More iron, magnesium, and potassium than sweet potatoes if I remember correctly. A large russet will have half a dozen grams of both protein and fiber too, though I'm not sure how that compares to the sweet potato.
Two reasons you shouldn't worry too much about the high GI:
First, you ideally are using them for post-workout meals, and therefore the insulin secretion you'll stimulate is ideal. If you're eating a bunch of carbs outside the workout window, it probably won't make a big difference if they're sweet potatoes from a fat loss perspective.
Secondly, you probably aren't eating skinless baked potatoes by themselves, which is what the GI is based on. Ideally you have a large piece of meat with it as well as veggies and butter, chives, cheese etc. The fat, protein, and fiber will all severely slow the digestion of those potatoes.
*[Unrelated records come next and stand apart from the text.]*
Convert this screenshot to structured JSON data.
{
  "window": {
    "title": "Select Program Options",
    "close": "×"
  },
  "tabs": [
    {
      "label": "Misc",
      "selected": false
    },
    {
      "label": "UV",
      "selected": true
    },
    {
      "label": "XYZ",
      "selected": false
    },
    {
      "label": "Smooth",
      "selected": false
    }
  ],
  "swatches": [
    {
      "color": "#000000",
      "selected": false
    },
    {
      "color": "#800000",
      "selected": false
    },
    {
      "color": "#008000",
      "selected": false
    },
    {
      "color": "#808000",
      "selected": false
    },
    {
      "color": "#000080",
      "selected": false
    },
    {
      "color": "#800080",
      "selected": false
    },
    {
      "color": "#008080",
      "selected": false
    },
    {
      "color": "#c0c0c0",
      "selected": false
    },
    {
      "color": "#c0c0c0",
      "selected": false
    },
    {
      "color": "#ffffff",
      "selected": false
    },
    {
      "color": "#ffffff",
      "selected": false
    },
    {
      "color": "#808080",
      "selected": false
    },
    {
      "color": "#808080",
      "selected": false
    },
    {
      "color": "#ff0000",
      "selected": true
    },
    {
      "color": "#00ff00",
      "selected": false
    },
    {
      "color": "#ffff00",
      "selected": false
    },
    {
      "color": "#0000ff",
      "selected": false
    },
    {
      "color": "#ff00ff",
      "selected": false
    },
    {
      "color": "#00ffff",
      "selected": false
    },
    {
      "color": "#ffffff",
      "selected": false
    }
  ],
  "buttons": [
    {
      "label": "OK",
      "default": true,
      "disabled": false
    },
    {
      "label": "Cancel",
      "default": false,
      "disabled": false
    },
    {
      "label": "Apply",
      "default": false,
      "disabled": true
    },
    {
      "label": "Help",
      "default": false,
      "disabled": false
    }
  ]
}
Personally, potatoes and eggs is probably my favorite post-workout meal, and the large amount of pure glucose always finds its way right into my muscles.